** Opening Entries supplied block **

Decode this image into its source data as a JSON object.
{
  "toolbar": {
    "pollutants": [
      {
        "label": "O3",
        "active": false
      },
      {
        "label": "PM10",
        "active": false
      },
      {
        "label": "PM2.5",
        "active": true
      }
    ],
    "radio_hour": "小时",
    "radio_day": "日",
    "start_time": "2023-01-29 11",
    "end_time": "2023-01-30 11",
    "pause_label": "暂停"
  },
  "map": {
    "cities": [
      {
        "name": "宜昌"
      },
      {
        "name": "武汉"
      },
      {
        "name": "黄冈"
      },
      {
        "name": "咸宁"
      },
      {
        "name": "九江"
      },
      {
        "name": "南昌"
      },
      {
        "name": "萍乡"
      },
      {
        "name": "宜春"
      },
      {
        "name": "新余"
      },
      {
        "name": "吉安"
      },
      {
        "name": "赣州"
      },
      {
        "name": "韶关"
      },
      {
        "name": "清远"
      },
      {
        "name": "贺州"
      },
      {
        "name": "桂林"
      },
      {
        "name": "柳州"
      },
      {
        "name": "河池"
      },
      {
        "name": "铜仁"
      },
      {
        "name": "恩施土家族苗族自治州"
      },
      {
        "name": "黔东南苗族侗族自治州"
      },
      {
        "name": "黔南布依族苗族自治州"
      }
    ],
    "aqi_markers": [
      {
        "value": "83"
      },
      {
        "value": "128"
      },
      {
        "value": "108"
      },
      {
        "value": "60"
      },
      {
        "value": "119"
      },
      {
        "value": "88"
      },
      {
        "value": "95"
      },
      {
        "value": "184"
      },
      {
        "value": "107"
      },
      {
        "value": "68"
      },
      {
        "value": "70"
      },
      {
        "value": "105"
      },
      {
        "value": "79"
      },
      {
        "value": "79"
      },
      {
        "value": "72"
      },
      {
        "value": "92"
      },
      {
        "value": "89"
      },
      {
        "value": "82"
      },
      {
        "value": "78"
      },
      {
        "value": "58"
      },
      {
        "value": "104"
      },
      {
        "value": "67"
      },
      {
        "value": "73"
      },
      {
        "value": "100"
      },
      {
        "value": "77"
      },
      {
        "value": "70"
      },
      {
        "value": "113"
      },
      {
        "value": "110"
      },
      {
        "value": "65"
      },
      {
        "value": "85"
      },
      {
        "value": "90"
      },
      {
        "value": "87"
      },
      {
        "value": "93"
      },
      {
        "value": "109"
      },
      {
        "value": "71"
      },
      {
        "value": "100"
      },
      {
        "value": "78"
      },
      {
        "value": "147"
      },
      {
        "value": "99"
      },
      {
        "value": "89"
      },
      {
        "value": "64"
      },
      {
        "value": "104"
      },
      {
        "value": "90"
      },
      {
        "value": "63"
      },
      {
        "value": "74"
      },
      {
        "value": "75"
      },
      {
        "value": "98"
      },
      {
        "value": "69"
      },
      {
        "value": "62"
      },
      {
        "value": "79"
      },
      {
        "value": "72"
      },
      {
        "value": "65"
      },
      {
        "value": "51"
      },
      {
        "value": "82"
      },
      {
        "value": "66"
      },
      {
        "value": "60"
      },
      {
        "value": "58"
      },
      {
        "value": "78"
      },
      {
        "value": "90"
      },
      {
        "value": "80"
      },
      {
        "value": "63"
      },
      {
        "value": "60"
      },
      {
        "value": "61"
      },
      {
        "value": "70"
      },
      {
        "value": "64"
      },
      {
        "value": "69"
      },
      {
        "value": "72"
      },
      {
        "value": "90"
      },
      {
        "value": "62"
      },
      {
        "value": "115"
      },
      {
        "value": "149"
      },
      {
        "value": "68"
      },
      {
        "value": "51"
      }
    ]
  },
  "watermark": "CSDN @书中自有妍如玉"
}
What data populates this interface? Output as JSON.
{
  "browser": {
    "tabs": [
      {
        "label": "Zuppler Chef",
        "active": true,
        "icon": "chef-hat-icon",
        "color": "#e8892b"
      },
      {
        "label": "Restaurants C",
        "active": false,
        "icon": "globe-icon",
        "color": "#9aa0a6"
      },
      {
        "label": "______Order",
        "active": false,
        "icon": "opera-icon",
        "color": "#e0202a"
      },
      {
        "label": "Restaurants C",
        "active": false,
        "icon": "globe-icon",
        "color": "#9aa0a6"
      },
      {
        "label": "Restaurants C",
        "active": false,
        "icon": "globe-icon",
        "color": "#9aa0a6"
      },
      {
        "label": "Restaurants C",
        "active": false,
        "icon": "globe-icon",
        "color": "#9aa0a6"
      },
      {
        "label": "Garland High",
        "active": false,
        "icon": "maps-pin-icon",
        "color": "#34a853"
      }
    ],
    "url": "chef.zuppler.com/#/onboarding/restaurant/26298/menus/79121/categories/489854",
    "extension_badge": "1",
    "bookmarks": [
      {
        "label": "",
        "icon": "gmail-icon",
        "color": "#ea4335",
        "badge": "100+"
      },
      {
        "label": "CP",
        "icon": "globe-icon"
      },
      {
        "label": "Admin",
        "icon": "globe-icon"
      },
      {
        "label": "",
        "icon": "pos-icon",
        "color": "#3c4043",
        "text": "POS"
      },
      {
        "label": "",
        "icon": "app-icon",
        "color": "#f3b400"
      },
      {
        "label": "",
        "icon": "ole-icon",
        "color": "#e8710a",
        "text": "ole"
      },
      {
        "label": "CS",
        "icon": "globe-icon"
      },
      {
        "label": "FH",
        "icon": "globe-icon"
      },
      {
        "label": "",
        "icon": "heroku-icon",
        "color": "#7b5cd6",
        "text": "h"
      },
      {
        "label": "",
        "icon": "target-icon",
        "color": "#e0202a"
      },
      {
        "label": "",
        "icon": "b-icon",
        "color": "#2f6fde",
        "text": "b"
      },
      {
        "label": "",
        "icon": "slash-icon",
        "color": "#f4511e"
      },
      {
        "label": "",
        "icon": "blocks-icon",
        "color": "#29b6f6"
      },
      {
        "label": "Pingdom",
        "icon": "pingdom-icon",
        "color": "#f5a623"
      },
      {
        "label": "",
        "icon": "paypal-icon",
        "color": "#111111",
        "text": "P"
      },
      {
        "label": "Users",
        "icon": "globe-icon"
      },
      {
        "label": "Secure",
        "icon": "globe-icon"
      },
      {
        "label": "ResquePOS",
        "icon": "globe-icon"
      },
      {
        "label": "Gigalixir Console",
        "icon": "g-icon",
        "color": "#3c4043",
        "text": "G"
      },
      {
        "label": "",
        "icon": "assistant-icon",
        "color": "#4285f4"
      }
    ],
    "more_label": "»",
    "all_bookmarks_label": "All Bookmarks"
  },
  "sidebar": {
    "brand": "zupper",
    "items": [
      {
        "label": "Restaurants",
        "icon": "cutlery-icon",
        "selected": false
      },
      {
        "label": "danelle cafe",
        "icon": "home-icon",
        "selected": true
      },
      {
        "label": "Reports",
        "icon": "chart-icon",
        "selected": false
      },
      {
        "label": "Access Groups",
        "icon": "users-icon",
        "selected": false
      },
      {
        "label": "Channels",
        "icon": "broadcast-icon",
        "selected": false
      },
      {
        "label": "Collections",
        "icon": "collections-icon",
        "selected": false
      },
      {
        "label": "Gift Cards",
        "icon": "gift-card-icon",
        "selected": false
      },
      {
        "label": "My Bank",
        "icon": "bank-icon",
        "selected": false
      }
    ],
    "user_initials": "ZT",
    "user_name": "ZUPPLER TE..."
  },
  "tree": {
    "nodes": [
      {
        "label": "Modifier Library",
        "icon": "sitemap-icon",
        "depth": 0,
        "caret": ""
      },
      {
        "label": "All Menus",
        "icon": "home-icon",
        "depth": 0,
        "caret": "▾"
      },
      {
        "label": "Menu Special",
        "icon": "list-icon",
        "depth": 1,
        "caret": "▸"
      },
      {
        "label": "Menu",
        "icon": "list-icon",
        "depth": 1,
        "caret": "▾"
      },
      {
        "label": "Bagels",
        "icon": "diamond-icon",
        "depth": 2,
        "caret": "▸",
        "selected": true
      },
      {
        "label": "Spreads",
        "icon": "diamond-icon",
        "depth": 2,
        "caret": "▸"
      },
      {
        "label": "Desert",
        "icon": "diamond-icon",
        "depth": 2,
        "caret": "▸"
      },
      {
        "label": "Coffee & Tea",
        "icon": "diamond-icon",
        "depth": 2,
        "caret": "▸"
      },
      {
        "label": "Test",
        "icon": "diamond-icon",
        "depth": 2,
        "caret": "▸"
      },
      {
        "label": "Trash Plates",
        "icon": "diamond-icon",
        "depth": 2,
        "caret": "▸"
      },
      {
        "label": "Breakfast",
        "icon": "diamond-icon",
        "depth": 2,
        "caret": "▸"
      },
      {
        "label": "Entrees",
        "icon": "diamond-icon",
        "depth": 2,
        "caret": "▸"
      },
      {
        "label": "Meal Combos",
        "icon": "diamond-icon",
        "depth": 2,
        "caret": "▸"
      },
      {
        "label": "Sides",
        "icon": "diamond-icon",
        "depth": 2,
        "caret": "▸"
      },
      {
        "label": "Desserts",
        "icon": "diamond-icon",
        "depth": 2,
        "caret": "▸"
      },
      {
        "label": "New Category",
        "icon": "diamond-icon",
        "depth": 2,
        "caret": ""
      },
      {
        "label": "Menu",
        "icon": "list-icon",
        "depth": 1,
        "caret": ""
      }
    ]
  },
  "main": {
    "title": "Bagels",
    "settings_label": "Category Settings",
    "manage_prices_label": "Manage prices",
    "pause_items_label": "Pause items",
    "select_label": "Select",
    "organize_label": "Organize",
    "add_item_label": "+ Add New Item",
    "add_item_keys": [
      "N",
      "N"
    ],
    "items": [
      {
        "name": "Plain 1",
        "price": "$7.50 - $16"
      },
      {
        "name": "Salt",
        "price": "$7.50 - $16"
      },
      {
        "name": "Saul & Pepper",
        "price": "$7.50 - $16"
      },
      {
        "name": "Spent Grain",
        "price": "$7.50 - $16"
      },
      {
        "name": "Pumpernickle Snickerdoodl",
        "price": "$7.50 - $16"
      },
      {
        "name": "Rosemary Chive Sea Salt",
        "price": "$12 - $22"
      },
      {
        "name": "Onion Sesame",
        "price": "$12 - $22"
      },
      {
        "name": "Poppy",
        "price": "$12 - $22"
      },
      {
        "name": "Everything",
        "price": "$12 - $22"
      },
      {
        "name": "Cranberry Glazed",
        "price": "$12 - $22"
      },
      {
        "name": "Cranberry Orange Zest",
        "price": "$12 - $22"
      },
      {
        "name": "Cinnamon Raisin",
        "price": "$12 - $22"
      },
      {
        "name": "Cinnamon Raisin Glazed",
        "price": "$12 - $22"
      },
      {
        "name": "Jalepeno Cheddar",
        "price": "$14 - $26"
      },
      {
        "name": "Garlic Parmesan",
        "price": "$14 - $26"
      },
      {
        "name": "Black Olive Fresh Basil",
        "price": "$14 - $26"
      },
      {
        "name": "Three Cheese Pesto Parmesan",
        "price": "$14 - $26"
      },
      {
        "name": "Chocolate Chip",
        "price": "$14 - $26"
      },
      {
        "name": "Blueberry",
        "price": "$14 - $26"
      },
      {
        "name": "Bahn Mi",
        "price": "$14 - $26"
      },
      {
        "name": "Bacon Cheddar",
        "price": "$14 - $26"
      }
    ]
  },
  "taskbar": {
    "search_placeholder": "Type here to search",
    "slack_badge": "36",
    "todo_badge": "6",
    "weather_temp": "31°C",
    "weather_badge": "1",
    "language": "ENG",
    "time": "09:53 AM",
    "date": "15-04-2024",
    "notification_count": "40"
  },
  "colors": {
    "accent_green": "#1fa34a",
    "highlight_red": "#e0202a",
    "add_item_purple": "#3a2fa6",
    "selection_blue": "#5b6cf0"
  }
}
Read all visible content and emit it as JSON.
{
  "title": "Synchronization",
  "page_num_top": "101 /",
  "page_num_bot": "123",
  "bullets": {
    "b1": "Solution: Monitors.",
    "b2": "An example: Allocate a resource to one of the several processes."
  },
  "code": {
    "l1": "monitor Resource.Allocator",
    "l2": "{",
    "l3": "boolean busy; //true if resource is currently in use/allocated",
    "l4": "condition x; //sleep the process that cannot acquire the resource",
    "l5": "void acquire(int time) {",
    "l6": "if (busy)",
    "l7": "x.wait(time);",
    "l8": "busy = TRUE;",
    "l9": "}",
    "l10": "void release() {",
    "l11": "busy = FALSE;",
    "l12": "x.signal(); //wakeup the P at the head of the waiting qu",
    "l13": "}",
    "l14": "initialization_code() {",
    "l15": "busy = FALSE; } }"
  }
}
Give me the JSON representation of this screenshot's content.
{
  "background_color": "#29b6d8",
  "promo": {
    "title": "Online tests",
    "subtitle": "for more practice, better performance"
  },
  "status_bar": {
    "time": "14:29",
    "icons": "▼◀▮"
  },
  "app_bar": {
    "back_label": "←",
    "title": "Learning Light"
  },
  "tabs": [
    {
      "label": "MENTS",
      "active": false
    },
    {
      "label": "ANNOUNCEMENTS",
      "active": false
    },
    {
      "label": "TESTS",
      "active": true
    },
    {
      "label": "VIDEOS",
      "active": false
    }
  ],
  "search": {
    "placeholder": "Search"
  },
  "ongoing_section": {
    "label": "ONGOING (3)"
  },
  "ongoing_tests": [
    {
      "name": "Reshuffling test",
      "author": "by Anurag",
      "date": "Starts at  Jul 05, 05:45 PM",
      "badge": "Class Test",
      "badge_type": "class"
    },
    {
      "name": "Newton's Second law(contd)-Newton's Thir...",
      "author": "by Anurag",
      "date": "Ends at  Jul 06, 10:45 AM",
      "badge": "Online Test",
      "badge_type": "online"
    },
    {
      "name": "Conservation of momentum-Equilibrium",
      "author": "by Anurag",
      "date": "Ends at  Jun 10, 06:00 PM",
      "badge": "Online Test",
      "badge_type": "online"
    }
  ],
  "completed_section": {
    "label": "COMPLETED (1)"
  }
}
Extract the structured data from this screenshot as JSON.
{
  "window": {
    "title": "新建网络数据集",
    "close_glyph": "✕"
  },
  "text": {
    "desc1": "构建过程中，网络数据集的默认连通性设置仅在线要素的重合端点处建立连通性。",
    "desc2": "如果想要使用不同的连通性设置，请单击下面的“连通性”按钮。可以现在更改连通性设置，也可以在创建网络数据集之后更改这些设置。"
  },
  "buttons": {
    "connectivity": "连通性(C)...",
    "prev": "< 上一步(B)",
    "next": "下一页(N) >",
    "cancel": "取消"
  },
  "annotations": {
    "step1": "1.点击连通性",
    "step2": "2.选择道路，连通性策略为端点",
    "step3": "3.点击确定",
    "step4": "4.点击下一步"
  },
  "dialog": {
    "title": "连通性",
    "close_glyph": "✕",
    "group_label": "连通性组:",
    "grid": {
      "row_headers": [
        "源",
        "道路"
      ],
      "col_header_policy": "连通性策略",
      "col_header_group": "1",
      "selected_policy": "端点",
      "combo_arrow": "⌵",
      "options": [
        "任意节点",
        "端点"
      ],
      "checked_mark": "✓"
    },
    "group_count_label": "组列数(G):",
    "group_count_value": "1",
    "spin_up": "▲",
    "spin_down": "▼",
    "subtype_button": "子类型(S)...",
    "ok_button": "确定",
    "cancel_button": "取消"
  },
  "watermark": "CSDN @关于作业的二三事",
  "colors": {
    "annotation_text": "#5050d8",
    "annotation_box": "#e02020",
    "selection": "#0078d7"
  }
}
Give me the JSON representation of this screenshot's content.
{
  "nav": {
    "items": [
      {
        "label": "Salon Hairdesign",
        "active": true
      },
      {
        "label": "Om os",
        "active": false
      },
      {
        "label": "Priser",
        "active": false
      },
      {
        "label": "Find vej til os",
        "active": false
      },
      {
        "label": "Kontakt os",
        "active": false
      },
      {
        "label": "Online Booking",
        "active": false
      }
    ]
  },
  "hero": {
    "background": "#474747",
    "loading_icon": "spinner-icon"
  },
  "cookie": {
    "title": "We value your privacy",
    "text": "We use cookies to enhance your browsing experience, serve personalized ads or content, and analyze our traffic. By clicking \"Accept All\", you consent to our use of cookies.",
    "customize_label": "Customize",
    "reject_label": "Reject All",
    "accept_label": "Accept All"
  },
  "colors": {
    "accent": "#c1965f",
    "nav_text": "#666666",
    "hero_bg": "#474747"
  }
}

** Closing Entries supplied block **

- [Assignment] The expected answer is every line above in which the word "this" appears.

- [Reply]
Decode this image into its source data as a JSON object.
What data populates this interface? Output as JSON.
Give me the JSON representation of this screenshot's content.
Extract the structured data from this screenshot as JSON.
Give me the JSON representation of this screenshot's content.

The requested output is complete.